23 years after her father's death, Suzie Lismore underwent genetic testing and discovered that both she and her brother have Lynch Syndrome; a genetic mutation that increases an individual's risk of certain types of cancer. Suzie now wishes to share her experience to raise the profile of this little-known hereditary condition and its potentially devastating consequences.
"When I was six years old, my mum and dad sat my little brother and me down and began to explain: Dad had cancer and they didn’t know when — but he was going to die. We’d known he was ill and had been for some time, but had initially been told it was food poisoning. This explained his special drinks (Conplan), as he was unable to eat, and the constant vomiting.
I remember thinking it couldn’t be true. Dad was only 38. Strong, playful and always making something — a bunk bed for my brother; a walk-in wardrobe for me; a massive train track on a piece of wooden board. Things happened very fast after this.

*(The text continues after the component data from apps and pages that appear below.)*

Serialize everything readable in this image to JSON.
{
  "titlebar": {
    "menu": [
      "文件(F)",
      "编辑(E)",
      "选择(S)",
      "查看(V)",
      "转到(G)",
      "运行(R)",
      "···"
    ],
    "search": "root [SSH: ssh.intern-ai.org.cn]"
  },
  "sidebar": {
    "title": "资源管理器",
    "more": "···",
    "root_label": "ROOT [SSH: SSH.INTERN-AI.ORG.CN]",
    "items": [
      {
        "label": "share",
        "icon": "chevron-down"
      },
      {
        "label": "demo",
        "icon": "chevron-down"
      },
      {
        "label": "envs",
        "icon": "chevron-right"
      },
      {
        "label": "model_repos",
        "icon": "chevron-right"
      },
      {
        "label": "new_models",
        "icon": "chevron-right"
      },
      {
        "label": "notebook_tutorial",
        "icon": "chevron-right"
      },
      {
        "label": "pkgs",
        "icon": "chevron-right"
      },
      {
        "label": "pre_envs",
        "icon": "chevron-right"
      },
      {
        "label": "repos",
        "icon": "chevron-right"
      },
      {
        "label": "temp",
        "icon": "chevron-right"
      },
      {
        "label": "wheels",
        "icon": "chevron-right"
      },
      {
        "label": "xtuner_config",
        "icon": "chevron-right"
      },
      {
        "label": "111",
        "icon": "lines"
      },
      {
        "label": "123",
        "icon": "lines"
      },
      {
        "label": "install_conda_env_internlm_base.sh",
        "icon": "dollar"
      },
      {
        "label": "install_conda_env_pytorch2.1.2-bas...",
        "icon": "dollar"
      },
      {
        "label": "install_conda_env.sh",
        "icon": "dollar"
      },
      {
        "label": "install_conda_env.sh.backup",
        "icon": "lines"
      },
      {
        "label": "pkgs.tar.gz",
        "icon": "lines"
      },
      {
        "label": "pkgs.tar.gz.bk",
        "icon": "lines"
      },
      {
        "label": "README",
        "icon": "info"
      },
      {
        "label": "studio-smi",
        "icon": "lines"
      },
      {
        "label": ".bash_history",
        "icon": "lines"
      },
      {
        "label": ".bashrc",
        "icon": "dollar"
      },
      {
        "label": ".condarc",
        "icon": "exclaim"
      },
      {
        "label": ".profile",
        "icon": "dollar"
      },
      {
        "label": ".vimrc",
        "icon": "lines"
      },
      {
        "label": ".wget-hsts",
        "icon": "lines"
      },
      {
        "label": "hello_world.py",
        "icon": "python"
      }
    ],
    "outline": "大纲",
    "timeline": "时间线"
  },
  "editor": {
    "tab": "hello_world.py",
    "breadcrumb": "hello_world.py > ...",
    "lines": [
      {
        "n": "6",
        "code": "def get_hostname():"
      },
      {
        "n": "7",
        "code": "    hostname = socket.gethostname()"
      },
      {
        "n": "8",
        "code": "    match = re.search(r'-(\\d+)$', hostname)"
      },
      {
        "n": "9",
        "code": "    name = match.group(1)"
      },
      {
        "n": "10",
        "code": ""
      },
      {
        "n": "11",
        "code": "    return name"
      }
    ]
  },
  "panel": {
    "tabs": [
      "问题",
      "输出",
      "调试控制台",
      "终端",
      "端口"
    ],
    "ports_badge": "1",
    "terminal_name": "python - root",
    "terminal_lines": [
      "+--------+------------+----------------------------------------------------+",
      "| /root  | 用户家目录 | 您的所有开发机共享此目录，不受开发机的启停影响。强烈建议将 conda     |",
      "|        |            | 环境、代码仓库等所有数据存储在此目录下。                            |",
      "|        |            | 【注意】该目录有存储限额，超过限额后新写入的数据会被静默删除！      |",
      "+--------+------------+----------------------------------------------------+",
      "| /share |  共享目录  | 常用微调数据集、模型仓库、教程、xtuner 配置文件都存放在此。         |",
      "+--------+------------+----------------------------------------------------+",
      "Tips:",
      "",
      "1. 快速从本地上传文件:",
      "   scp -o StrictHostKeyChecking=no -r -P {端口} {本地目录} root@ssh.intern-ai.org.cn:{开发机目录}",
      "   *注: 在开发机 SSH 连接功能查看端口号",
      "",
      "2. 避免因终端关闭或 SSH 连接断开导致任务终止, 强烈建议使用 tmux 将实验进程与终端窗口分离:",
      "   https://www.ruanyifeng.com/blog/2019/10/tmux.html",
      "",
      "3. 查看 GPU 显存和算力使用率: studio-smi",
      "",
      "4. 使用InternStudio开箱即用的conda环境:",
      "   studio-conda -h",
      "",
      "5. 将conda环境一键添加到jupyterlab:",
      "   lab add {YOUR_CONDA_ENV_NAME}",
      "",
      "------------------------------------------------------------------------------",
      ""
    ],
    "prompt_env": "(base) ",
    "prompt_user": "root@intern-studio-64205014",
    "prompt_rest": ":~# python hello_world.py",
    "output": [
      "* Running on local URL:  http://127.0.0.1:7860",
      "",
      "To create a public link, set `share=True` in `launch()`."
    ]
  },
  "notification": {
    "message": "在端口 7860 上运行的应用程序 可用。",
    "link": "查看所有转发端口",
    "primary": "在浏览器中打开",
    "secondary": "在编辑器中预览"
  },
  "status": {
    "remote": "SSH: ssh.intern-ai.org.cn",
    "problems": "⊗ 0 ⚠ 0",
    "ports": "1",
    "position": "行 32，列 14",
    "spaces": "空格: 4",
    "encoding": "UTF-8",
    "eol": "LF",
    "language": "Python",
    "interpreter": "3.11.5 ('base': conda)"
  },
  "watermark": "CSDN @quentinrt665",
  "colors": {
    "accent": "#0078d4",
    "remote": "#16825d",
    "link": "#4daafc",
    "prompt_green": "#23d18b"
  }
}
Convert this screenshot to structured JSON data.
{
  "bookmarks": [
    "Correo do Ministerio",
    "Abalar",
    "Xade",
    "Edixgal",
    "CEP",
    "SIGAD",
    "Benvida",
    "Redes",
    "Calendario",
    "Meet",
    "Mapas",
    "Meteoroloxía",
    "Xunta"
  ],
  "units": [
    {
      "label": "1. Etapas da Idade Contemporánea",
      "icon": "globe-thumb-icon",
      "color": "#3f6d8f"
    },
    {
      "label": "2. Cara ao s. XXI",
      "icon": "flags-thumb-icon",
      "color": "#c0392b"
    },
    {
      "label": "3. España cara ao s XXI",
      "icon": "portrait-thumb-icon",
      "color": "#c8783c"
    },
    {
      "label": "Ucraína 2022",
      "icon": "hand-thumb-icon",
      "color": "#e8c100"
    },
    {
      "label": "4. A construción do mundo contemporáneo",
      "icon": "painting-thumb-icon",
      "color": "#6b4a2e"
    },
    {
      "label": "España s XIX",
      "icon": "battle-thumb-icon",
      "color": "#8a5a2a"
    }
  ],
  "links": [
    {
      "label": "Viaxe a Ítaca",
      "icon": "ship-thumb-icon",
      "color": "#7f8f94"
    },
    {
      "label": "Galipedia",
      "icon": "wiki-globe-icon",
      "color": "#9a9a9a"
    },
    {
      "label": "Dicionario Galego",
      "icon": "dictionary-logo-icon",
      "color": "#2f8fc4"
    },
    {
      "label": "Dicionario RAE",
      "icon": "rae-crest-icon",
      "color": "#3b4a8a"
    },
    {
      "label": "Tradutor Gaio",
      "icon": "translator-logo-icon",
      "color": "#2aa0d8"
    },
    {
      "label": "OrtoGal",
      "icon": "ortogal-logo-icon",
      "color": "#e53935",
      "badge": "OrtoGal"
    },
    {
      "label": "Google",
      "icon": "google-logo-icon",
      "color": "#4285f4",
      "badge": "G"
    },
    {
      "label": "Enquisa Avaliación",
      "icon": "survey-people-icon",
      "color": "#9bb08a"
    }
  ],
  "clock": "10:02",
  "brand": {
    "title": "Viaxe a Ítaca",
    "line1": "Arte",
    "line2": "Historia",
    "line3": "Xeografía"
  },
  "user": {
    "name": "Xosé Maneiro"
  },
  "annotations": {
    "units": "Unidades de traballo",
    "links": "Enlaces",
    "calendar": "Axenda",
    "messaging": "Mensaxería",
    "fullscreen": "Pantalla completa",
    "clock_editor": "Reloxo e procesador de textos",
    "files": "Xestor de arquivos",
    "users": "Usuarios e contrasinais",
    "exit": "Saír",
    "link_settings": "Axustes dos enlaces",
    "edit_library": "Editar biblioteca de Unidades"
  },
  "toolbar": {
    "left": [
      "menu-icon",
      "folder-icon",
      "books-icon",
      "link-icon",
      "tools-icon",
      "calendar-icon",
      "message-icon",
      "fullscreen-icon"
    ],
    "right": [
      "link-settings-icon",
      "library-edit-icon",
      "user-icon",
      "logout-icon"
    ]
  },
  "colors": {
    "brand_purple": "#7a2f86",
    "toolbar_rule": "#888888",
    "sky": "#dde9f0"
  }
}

Fast-forward 23 years and my brother and I have undergone genetic testing and found out we both have Lynch Syndrome. Lynch Syndrome is a hereditary disorder caused by a mutation in a mismatched repair gene, in which individuals have a higher than normal chance of developing colorectal cancer, ovarian cancer, endometrial cancer, and others including stomach and kidney cancer (for more information about genetic mutations and hereditary risks click here).
My mutation is in MLH1/PMS2; the genes that work in repairing mistakes that are made when DNA is copied in preparation for cell division. This defect in the genes prevents the repair of DNA mistakes from happening and, as cells divide, errors stack up and uncontrollable cell growth happens, resulting in cancer.
Being tested wasn’t an easy process. I’d asked my GP for years if there was any screening I could have, as so many family members have died from cancer. I’ve suffered with bowel complaints since my late teens and so I was under the care of a gastroenterologist and had undergone a colonoscopy, with another after a further flare up in my mid-twenties.
Thankfully it came back normal. During this time I’d had my eldest child and met Jo Stanford, who is now the Cancer Prevention Officer at Ovarian Cancer Action, at a NCT class. I’m grateful we kept in touch, as it was during a moan to her about genetics that she suggested I look into Lynch. I mentioned this to my consultant who, after looking into my family’s history, went on to refer me for genetic testing.
"I was worrying constantly every time I felt different — or found a bump or lump that hadn’t been there before"Suzie Lismore
I was definitely not expecting to have the mutation. I’d prepared myself mentally to look after my little brother, who I was convinced had it. To say I was shell-shocked when I was told it was both of us would be the understatement of the century! I left in a daze with a small leaflet on Lynch and that was it. I had a bit of a breakdown that day. I literally could not keep it together. There was nothing I could do; I was going to die.
Once I got my mind straight again, I started looking into screening for Lynch. This would involve 18 monthly colonoscopies and a hysterectomy. I’d already had a hysterectomy due to endometriosis, but I still had one ovary left to worry about. I scheduled an appointment with my gynaecologist, who set me up for yearly CA125 blood tests and ultrasounds. At the first sign of anything going bad he would remove the ovary, but I wanted to try to keep it for as long as I could, finally agreeing on 40.
Just to add further excitement I also found two breast lumps. After an MRI to check them, they found a further two, although the breast surgeon was pretty sure they were fine and wouldn’t become cancer.
I started thinking about this fresh scare and the anxiety that had begun to take over my life. I was worrying constantly every time I felt different— or found a bump or lump that hadn’t been there before. I decided it had to stop; it was ruining my life.
I booked an appointment to see my breast surgeon and discussed my concerns with him. He looked at my genetic history, a family ‘who’s who’ of who died from what and, as I had relatives who had had this type of cancer, I was eligible for prophylactic surgery if I wished.
Finally, in January 2017, I underwent a bilateral double mastectomy, opting for a straight-to-implant reconstruction. In my mind, it was the simplest form of reconstruction and with two lively children aged six and four, the most sensible option.
It was simply the most painful experience I have ever had. It took so long to recover back to full fitness, although thankfully I had no infections, just a massive haematoma in one breast. Alas, I have had to have a further reconstruction and as I write this I am recovering from a revision operation to improve the final results.
Although I have experienced complications I still 100% stand by my decision to remove my breasts. My husband has been fantastic, he really has. This didn’t just happen to me, it happened to him as well. He has seen me at my lowest and most vulnerable, but he hasn’t run away, he has held me up."